** Provided data follows **
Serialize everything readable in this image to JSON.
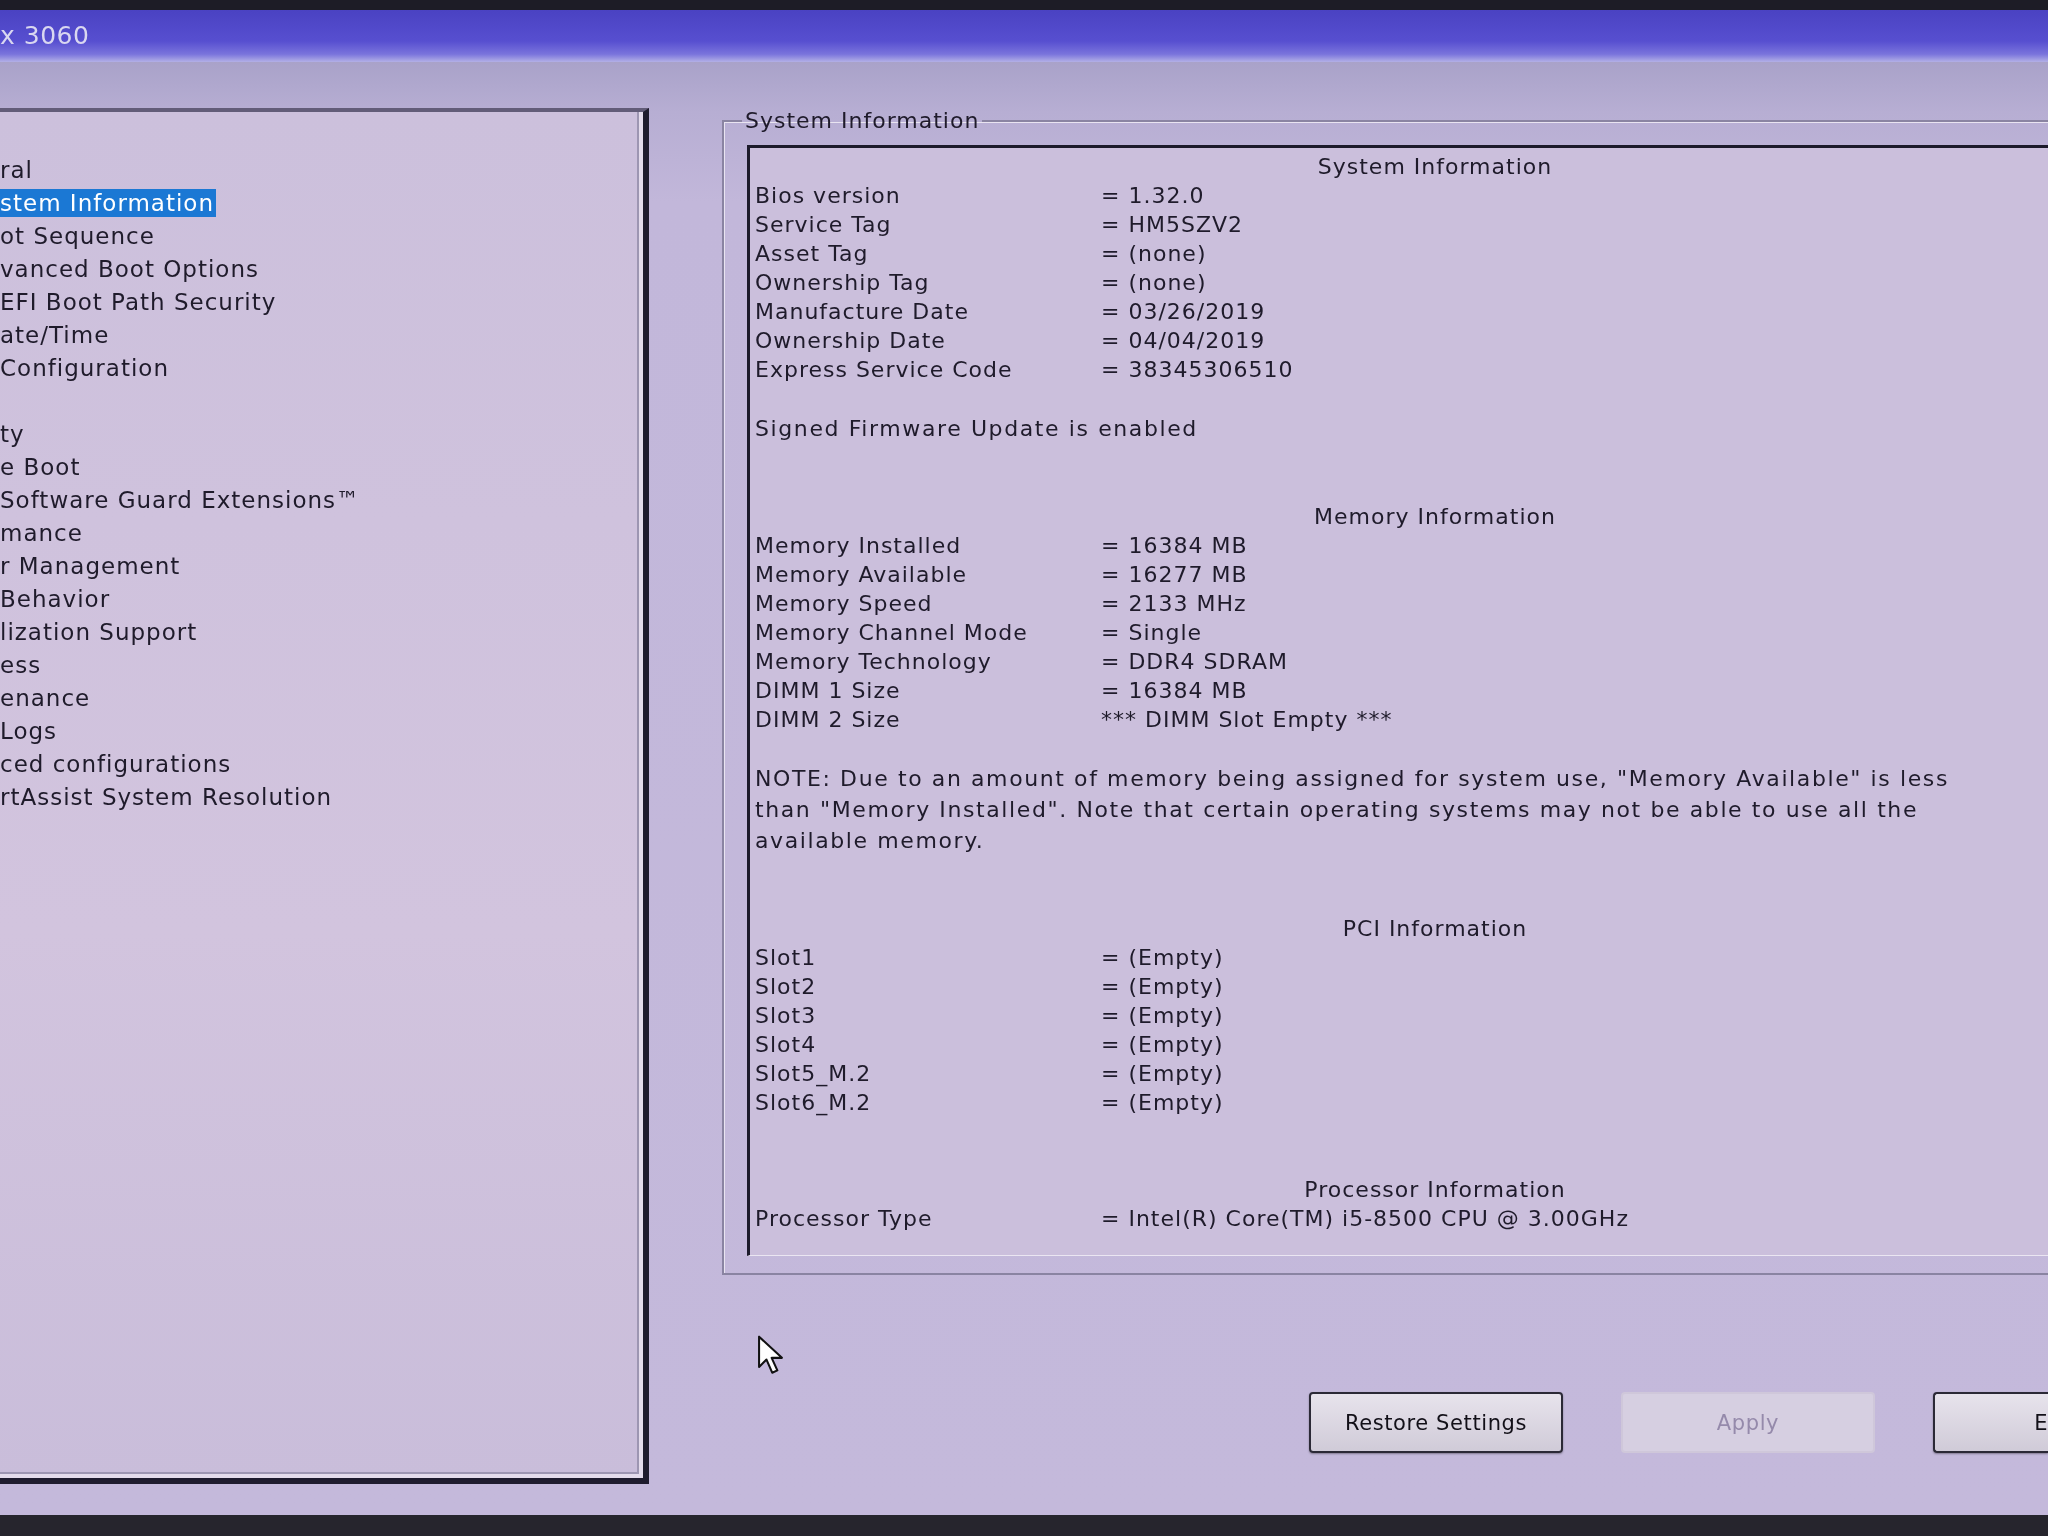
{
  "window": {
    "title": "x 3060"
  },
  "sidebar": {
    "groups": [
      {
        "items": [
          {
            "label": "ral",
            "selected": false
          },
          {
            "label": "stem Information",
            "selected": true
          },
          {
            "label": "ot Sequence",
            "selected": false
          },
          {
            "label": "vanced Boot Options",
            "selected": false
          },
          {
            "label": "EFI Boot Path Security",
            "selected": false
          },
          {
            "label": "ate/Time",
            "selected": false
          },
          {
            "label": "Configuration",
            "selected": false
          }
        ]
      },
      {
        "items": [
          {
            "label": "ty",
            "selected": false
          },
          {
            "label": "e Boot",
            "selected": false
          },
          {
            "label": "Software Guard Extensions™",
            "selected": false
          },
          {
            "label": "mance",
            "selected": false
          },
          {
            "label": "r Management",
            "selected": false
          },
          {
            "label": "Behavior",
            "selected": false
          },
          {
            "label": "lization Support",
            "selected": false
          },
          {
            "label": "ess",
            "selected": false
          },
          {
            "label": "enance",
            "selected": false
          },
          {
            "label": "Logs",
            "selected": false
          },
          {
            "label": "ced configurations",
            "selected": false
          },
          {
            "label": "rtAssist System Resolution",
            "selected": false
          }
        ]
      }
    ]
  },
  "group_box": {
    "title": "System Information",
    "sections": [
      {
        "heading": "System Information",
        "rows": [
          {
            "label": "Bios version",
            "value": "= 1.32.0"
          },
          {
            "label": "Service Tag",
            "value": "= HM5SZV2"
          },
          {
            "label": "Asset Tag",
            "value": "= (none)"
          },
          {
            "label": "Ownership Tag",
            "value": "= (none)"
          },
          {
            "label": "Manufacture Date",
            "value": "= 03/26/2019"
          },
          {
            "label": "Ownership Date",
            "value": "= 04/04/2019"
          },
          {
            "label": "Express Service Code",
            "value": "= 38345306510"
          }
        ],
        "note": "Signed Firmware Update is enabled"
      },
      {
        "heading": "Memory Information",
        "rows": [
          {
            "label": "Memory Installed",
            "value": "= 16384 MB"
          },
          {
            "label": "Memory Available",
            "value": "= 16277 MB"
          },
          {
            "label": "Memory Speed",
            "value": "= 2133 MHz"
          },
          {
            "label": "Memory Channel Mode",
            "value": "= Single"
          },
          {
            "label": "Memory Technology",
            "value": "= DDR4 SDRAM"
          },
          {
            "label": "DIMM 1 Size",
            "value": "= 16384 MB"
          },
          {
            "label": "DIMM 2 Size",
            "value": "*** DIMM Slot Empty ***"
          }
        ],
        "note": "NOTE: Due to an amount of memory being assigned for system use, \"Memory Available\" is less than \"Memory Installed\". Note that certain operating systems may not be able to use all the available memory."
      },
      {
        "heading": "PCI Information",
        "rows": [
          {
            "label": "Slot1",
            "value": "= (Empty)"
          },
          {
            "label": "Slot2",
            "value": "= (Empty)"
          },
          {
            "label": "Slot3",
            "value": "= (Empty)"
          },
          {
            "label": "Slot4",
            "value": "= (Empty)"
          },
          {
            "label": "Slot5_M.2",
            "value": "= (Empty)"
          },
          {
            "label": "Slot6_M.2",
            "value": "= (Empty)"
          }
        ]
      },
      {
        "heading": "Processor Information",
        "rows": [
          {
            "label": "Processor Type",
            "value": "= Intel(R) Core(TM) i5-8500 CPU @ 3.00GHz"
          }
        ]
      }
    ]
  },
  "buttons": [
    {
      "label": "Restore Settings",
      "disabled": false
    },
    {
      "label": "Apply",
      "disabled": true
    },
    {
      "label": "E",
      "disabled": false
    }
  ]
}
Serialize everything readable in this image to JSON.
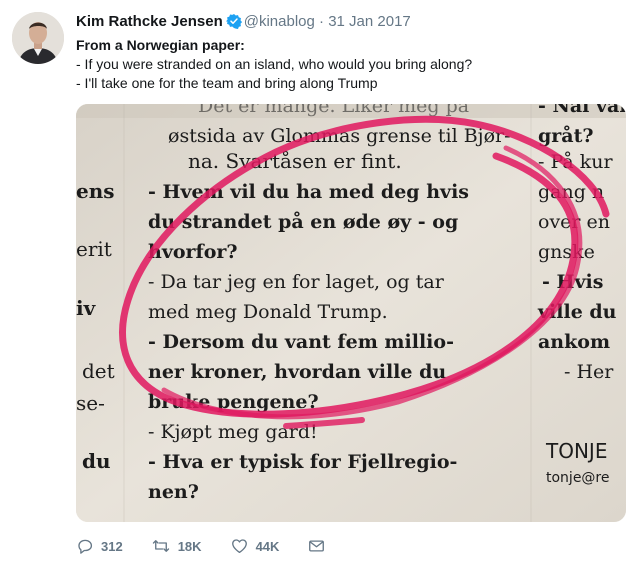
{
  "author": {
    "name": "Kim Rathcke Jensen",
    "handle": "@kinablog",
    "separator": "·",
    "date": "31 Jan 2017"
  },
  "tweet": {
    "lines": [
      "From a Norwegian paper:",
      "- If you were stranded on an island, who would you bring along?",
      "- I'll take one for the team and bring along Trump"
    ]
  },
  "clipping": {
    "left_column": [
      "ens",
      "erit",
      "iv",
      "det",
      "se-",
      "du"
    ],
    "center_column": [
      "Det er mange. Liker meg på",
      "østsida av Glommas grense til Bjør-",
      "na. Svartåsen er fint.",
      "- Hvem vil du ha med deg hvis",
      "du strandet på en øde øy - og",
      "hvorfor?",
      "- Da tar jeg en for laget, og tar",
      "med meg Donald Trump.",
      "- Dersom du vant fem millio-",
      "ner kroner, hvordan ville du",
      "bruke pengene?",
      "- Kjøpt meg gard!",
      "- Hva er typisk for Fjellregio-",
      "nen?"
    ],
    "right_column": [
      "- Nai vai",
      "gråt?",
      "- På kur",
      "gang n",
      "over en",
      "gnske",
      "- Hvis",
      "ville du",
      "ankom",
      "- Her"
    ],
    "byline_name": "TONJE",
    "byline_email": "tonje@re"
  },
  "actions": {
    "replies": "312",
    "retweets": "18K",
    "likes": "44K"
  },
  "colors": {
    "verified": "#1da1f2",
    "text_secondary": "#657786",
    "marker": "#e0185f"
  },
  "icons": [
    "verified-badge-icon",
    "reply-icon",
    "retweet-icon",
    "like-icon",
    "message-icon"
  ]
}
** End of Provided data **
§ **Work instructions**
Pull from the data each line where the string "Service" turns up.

§ **Response below**
            "label": "Service Tag",
            "label": "Express Service Code",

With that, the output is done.